  • 'Historic ensemble of the city of Aguascalientes
  • 'Historic ensemble of the city of Sombrerete
  • 'Historic ensemble of the Town of Ojuelos
  • 'Mine of Ojuela
  • 'Protective town of San Miguel and Sanctuary of Jes
  • 'Sanctuary of Plateros
  • 'Sierra de
  • 'Sierra de
  • 'Stretch of the Camino Real between Nazas and San Pedro del Gallo
  • 'Stretch of the Camino Real between Ojocaliente and Zacatecas
  • 'Stretch of the Camino Real between the bridge of La Colmena and the Former hacienda of La Ca
  • 'Temple of Nuestra Se
  • 'Temple of Nuestra Se
  • 'Temple of San Miguel of the town of Villa Ocampo
  • 'Temple of San Pantale
  • 'Temple of the town of San Jos
  • 'Temples in the town of Cuencam
  • 'Temples in the town of Nombre de Dios
  • 'Town of Aculco
  • 'Town of Ind
  • 'Town of Pinos
  • 'Town of San Pedro del Gallo
  • 'Town of Valle de Allende
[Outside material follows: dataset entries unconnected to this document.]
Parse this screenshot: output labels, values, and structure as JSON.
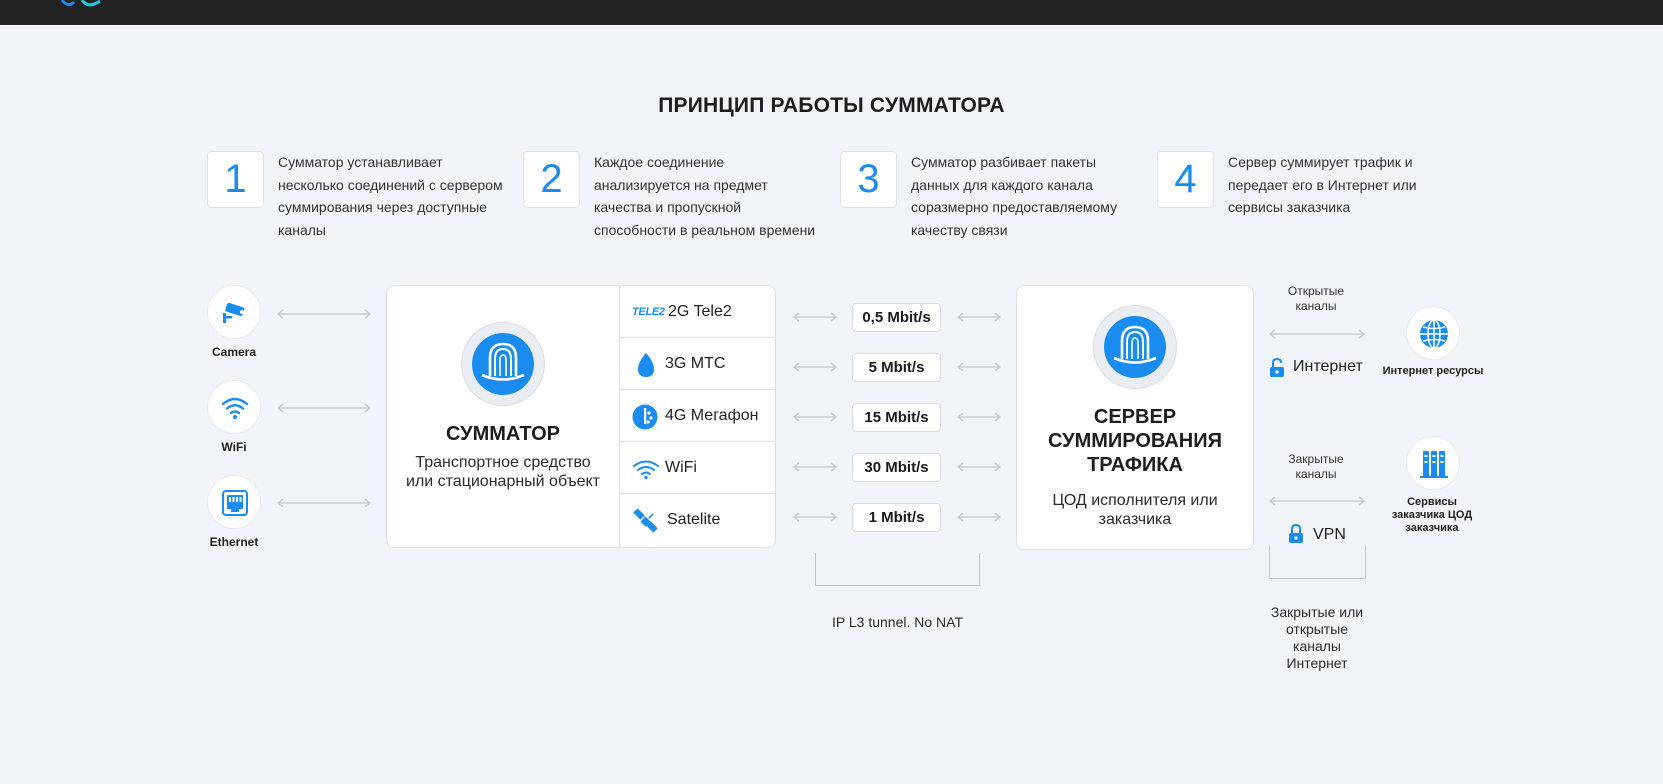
{
  "title": "ПРИНЦИП РАБОТЫ СУММАТОРА",
  "steps": [
    {
      "num": "1",
      "text": "Сумматор устанавливает несколько соединений с сервером суммирования через доступные каналы"
    },
    {
      "num": "2",
      "text": "Каждое соединение анализируется на предмет качества и пропускной способности в реальном времени"
    },
    {
      "num": "3",
      "text": "Сумматор разбивает пакеты данных для каждого канала соразмерно предоставляемому качеству связи"
    },
    {
      "num": "4",
      "text": "Сервер суммирует трафик и передает его в Интернет или сервисы заказчика"
    }
  ],
  "devices": [
    {
      "label": "Camera",
      "icon": "camera-icon"
    },
    {
      "label": "WiFi",
      "icon": "wifi-icon"
    },
    {
      "label": "Ethernet",
      "icon": "ethernet-icon"
    }
  ],
  "summator": {
    "title": "СУММАТОР",
    "subtitle_line1": "Транспортное средство",
    "subtitle_line2": "или стационарный объект"
  },
  "channels": [
    {
      "logo": "TELE2",
      "label": "2G Tele2",
      "icon": "tele2-icon"
    },
    {
      "label": "3G МТС",
      "icon": "mts-egg-icon"
    },
    {
      "label": "4G Мегафон",
      "icon": "megafon-icon"
    },
    {
      "label": "WiFi",
      "icon": "wifi-icon"
    },
    {
      "label": "Satelite",
      "icon": "satellite-icon"
    }
  ],
  "speeds": [
    "0,5 Mbit/s",
    "5 Mbit/s",
    "15 Mbit/s",
    "30 Mbit/s",
    "1 Mbit/s"
  ],
  "tunnel_label": "IP L3 tunnel. No NAT",
  "server": {
    "title_line1": "СЕРВЕР",
    "title_line2": "СУММИРОВАНИЯ",
    "title_line3": "ТРАФИКА",
    "subtitle_line1": "ЦОД исполнителя или",
    "subtitle_line2": "заказчика"
  },
  "open_channels": {
    "line1": "Открытые",
    "line2": "каналы",
    "label": "Интернет",
    "icon": "unlock-icon"
  },
  "closed_channels": {
    "line1": "Закрытые",
    "line2": "каналы",
    "label": "VPN",
    "icon": "lock-icon"
  },
  "destinations": [
    {
      "label": "Интернет ресурсы",
      "icon": "globe-icon"
    },
    {
      "line1": "Сервисы",
      "line2": "заказчика ЦОД",
      "line3": "заказчика",
      "icon": "server-rack-icon"
    }
  ],
  "footnote": {
    "line1": "Закрытые или",
    "line2": "открытые",
    "line3": "каналы",
    "line4": "Интернет"
  },
  "colors": {
    "accent": "#1a8cf0",
    "background": "#f0f3f7",
    "topbar": "#232323"
  }
}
Connections

The site has 26 connections.

Architecture

  • Baroque Former convent of San Francisco in Tepeji del Río - Baroque murals by Juan Correa and Francisco Martinez ; Durango - large Baroque Cathedral (AB ev)
  • Mudejar style Ojuelos - a square with 19th century arcading in Mudejar and Neoclassic style (AB ev)
  • Neoclassical architecture Ojuelos - a square with 19th century arcading in Mudejar and Neoclassic style (AB ev)
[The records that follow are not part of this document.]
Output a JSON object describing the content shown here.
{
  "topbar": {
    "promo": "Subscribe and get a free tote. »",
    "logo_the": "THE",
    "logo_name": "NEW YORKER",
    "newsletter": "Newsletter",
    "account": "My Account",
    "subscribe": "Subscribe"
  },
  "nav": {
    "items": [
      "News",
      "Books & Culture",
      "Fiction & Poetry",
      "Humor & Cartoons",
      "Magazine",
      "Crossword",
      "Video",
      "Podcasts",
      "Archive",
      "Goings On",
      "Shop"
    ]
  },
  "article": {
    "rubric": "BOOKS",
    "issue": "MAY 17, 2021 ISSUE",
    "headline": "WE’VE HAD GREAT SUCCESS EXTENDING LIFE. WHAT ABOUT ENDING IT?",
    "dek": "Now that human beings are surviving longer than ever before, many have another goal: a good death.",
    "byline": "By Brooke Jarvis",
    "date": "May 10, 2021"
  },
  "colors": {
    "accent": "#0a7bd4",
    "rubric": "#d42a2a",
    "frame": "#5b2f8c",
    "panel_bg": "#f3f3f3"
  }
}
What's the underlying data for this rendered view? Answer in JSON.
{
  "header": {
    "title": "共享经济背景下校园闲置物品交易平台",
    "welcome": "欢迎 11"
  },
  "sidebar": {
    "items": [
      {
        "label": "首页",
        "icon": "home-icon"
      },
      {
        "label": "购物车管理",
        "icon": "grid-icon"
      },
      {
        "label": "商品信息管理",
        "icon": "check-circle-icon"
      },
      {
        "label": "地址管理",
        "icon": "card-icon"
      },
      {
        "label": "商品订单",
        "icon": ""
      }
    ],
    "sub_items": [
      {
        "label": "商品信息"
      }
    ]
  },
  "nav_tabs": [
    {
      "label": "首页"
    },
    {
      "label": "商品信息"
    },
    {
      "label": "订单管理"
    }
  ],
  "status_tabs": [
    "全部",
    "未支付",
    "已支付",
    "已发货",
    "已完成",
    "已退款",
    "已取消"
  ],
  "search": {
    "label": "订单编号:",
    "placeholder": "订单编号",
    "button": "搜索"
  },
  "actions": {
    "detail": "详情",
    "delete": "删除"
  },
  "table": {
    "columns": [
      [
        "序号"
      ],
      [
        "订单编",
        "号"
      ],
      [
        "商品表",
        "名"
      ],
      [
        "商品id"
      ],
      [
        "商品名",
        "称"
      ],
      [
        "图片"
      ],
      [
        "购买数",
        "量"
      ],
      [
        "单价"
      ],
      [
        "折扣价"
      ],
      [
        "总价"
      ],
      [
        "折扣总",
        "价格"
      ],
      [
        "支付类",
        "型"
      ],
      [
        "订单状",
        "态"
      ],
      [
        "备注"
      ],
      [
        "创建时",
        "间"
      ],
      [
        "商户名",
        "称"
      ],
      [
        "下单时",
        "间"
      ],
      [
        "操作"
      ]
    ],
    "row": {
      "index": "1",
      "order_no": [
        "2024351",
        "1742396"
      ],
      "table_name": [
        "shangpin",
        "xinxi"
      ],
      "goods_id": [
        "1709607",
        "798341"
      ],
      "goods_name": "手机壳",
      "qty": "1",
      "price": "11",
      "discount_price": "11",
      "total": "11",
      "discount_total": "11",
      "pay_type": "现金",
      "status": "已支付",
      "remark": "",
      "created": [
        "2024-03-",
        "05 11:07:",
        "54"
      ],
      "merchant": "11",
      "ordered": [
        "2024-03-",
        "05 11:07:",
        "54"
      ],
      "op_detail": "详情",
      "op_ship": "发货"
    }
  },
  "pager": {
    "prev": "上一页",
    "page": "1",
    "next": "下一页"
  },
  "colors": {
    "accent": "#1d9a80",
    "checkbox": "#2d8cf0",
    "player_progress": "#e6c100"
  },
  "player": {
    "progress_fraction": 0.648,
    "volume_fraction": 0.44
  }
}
Constructions

  • Cemeteries Cemetery in Encarnación de Díaz - has a central patio surrounded by portals with crypts and mausolea decorated with neo-classical sculpture (AB ev)
  • Hospitals Former Royal hospital of San Juan de Dios of San Miguel de Allende (dating from 1770)
  • Notable Bridges Puente de San Rafael
  • Pictographs Cave of Ávalos - rock paintings, and many of the around ninety images depict horsemen and lassoed quadrupeds; Cave of Las Mulas de Molino This cave has an extensive group of paintings with black pigment. (AB ev)

Geography

  • Linear inscriptions It does include 4 "linear" stretches of road -some are less than 1km but there is also "Stretch of Camino Real between Nazas and San Pedro del Gallo This 64km stretch is the longest that has been preserved." (AB) It is described as a "Heritage route" rather than a "Linear Cultural Landscape"

History

  • Camino Real "Camino Real de Tierra Adentro was the Royal Inland Road, also known as the Silver Route. The inscribed property consists of 55 sites and five existing World Heritage sites lying along a 1400 km section of this 2600 km route, that extends north from Mexico City to Texas and New Mexico, United States of America. The route was actively used as a trade route for 300 years, from the mid-16th to the 19th centuries, mainly for transporting silver extracted from the mines of Zacatecas, Guanajuato and San Luis Potosí, and mercury imported from Europe."

Human Activity

Religion and Belief

  • Cathedrals San Luis Potosi (Baroque 1670-1740) and Durango started 1675 Baroque
  • Christian Pilgrimage Sites Cuencamé is renowned for the miraculous image of the Cristo y Senor de Mapimi and the annual pilgrimage, processions and dances associated with it. (AB ev)
  • Franciscans Former convent of San Francisco in Tepeji del Río - established in 1560 by the Franciscans (AB ev)

Timeline

  • Built in the 16th century Defined first as far as Zacatecas, the original terminus, between 1540/50 in order to link its silver mines with the coast. A number of the route's inscribed towns were developed to protect this road. It was then extended as far as El Paso by 1598. It was in regular use as the main route into New Mexico for 300 years. See

Trivia

WHS Hotspots

World Heritage Process